- [MATERIAL PROVIDED]:

↓

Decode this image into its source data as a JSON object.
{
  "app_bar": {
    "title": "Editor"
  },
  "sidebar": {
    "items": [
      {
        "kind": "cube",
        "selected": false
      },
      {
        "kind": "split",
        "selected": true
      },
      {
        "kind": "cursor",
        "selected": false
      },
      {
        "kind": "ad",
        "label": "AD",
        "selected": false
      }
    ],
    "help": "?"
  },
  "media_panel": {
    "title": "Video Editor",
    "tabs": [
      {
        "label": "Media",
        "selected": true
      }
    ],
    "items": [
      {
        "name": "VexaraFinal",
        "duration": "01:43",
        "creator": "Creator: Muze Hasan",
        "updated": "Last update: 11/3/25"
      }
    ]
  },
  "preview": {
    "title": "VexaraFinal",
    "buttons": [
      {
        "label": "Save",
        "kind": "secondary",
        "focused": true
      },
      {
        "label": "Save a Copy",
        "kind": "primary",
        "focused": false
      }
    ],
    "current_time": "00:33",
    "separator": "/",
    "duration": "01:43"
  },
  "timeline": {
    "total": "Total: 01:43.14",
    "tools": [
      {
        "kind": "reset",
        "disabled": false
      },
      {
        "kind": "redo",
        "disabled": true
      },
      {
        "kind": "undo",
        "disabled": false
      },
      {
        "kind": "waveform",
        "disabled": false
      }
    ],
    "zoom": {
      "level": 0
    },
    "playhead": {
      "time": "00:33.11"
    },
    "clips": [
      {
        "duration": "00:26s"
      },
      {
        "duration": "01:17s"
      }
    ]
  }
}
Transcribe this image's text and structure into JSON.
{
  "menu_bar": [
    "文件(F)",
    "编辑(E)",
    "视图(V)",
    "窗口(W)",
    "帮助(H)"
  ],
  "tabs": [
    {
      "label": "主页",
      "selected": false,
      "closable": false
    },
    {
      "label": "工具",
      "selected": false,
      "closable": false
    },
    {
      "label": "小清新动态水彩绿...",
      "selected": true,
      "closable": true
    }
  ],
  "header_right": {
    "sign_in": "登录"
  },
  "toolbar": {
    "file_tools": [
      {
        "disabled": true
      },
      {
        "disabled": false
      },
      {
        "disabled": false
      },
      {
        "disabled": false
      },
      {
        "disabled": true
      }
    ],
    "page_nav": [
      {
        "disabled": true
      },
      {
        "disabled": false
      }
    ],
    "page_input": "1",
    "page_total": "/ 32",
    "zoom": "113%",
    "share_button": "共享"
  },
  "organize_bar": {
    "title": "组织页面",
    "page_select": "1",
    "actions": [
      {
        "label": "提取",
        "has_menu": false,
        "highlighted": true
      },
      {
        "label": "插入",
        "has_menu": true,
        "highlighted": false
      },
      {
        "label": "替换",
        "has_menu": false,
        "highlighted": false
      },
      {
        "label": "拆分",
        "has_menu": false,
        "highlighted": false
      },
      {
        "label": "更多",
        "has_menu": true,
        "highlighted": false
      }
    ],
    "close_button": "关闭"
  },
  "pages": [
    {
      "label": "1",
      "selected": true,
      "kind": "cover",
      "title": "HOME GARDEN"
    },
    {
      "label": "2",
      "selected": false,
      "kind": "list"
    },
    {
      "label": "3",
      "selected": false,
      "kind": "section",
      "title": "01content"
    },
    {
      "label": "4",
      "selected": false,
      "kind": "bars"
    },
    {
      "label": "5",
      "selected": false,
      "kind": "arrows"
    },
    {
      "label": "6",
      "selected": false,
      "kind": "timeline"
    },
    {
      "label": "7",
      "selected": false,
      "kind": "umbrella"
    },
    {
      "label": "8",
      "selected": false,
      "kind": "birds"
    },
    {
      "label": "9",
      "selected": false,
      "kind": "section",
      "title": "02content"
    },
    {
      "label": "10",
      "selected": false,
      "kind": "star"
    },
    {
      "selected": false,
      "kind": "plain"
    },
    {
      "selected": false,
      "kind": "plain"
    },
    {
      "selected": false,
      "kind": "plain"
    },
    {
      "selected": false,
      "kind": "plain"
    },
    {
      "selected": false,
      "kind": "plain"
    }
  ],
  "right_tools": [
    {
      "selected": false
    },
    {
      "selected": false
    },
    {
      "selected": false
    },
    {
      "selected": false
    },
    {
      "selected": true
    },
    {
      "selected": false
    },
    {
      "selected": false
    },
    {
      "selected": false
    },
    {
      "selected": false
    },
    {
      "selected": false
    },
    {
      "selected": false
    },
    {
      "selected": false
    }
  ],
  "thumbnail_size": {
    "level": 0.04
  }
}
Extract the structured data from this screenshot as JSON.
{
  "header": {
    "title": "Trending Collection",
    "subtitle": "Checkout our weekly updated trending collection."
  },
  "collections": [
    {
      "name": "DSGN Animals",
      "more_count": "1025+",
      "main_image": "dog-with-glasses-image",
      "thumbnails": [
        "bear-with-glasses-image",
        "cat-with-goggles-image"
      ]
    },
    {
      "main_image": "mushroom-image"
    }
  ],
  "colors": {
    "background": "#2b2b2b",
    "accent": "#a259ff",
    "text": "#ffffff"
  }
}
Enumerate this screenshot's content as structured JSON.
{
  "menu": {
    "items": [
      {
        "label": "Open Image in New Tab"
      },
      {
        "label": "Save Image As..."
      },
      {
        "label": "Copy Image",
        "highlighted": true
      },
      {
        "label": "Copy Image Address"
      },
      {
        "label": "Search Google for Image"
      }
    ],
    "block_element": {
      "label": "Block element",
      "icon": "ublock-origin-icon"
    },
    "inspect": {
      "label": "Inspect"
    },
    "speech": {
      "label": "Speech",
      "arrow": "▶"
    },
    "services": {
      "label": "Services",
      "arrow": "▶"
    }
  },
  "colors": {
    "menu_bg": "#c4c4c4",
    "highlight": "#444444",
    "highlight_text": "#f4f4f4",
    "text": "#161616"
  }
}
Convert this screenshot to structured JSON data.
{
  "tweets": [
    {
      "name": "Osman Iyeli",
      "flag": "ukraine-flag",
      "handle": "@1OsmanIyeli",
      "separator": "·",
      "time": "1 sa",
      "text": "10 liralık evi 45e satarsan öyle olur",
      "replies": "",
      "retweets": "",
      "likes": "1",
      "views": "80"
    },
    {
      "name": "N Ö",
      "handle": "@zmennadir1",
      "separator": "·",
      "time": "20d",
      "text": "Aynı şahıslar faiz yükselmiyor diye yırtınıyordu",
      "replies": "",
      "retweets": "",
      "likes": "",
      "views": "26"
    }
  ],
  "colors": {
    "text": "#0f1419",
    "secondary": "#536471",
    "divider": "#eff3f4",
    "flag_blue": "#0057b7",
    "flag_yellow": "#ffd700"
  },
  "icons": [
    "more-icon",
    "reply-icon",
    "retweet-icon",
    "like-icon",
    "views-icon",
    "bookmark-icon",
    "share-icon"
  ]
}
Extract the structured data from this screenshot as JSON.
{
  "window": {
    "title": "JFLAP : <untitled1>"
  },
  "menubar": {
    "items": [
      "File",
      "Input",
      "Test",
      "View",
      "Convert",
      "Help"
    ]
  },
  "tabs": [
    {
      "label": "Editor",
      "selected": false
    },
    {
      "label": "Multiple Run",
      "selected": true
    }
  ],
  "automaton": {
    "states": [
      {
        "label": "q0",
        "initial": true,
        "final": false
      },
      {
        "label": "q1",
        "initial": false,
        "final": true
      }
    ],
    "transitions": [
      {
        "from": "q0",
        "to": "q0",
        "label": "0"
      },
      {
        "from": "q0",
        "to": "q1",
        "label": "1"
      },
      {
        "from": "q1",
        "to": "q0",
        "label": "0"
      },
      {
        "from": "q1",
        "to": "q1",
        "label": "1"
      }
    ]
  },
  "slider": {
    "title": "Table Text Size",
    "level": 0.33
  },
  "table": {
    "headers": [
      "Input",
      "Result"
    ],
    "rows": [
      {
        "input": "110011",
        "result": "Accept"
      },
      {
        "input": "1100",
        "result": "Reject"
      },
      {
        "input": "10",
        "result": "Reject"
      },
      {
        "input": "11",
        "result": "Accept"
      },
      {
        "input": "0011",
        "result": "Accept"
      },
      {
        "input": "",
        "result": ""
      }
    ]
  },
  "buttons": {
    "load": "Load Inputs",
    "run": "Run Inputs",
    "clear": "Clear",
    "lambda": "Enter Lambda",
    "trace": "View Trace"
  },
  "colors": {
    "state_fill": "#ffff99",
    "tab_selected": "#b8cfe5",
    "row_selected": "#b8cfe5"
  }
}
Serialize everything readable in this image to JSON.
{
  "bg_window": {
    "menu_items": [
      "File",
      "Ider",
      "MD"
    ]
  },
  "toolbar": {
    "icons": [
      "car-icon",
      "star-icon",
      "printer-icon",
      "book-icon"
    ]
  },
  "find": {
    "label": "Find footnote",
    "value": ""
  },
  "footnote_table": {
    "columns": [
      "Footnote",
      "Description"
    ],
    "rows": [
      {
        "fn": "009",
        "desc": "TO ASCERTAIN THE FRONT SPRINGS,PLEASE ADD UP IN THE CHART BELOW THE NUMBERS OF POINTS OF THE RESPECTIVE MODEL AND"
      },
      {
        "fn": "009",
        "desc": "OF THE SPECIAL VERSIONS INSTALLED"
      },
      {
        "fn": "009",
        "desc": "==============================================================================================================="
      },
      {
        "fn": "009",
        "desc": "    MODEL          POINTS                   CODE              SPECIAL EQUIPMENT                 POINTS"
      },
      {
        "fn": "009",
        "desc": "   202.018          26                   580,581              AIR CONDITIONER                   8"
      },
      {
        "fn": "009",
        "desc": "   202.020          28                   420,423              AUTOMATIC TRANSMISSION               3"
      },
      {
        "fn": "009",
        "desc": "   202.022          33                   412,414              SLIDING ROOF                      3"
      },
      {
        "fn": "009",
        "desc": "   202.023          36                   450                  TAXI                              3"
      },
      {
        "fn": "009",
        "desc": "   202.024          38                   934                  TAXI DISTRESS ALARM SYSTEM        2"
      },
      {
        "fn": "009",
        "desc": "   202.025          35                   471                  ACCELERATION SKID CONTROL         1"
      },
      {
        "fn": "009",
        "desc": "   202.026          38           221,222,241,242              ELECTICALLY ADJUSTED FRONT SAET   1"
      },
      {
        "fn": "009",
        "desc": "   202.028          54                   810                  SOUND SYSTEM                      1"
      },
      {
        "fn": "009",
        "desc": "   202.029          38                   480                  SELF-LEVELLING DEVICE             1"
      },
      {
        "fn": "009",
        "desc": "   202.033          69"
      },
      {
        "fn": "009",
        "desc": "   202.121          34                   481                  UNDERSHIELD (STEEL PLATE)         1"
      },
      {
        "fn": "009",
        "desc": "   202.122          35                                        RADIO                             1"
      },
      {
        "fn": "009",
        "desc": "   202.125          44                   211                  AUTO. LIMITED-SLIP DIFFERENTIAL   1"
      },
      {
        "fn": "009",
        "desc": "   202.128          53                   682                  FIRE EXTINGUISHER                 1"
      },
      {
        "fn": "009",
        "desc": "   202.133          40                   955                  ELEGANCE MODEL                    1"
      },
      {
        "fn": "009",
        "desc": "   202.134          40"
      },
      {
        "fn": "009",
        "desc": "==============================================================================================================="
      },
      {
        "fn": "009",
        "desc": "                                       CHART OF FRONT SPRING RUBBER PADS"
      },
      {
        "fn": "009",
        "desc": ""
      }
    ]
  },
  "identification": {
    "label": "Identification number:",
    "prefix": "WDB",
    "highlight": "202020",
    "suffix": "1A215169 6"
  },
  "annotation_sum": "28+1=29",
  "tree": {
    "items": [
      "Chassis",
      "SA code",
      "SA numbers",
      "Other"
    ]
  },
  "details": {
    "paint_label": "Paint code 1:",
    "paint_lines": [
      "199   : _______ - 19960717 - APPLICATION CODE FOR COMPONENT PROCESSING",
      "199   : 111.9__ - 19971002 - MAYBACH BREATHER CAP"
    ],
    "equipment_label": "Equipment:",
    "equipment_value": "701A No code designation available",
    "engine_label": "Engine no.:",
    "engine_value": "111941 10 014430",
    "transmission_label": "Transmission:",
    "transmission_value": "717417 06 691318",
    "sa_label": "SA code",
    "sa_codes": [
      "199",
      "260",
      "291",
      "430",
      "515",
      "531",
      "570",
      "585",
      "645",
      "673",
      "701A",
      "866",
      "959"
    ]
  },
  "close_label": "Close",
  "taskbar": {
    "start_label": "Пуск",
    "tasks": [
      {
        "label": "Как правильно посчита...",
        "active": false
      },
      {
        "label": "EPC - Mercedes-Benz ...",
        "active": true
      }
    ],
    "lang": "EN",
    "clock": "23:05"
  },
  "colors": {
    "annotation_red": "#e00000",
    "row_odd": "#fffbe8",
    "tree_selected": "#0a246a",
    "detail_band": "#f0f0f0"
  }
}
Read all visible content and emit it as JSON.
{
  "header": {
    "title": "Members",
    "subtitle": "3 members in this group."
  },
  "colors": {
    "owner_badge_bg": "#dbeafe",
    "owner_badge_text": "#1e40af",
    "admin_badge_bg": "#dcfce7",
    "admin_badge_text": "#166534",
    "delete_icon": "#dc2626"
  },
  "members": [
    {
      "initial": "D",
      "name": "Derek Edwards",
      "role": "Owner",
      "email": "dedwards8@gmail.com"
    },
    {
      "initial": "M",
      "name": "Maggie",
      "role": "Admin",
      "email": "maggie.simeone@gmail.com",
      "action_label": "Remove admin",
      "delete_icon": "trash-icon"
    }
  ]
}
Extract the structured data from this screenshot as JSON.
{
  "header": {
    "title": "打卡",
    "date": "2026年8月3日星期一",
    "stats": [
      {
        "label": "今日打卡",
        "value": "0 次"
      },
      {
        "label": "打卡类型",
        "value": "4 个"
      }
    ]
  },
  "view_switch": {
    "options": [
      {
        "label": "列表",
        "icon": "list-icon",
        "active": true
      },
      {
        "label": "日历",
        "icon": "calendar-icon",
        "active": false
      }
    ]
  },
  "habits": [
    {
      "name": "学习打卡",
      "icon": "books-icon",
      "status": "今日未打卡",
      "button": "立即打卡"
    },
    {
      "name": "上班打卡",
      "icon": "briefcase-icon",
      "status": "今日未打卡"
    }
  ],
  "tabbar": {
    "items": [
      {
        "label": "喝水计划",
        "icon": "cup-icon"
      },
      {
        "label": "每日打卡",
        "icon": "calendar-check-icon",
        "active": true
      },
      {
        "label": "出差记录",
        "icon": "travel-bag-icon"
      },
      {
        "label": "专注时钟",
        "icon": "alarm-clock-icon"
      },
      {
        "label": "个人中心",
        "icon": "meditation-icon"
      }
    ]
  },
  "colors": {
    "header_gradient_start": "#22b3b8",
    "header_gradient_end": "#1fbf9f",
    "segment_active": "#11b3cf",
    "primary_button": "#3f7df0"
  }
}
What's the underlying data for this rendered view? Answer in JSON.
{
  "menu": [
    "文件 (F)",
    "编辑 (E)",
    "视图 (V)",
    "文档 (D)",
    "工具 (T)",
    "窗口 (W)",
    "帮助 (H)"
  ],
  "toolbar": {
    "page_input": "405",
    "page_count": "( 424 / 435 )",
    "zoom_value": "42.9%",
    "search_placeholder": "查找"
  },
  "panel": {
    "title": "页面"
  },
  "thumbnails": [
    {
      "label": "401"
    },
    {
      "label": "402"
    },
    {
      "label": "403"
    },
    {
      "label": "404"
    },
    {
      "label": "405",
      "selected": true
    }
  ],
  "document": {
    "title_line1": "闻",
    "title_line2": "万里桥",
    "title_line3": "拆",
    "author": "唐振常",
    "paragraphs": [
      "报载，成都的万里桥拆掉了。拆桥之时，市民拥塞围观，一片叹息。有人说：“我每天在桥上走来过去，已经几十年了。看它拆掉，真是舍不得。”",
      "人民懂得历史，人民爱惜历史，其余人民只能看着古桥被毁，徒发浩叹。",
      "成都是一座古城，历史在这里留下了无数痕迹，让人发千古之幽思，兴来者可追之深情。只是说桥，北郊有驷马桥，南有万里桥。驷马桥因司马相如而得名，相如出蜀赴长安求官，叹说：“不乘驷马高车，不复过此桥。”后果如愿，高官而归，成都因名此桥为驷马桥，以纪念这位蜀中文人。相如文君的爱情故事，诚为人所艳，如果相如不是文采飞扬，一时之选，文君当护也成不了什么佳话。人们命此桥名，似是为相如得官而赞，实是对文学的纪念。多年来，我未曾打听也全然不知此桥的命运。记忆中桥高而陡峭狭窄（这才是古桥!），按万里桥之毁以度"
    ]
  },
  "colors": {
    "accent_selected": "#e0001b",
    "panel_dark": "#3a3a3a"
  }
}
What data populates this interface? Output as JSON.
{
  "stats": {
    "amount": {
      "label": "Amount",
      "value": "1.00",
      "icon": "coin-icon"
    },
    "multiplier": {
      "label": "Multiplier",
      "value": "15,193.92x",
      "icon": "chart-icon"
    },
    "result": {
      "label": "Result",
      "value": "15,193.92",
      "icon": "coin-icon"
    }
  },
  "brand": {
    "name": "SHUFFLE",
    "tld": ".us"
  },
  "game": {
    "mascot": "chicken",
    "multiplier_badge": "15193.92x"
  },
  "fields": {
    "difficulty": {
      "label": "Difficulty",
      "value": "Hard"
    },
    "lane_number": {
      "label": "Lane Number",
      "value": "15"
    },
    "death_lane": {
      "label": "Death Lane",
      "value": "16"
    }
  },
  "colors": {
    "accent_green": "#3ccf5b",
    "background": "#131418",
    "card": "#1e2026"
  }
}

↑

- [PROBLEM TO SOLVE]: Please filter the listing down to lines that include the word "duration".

- [PROBLEM SOLUTION]:
        "duration": "01:43",
    "duration": "01:43"
        "duration": "00:26s"
        "duration": "01:17s"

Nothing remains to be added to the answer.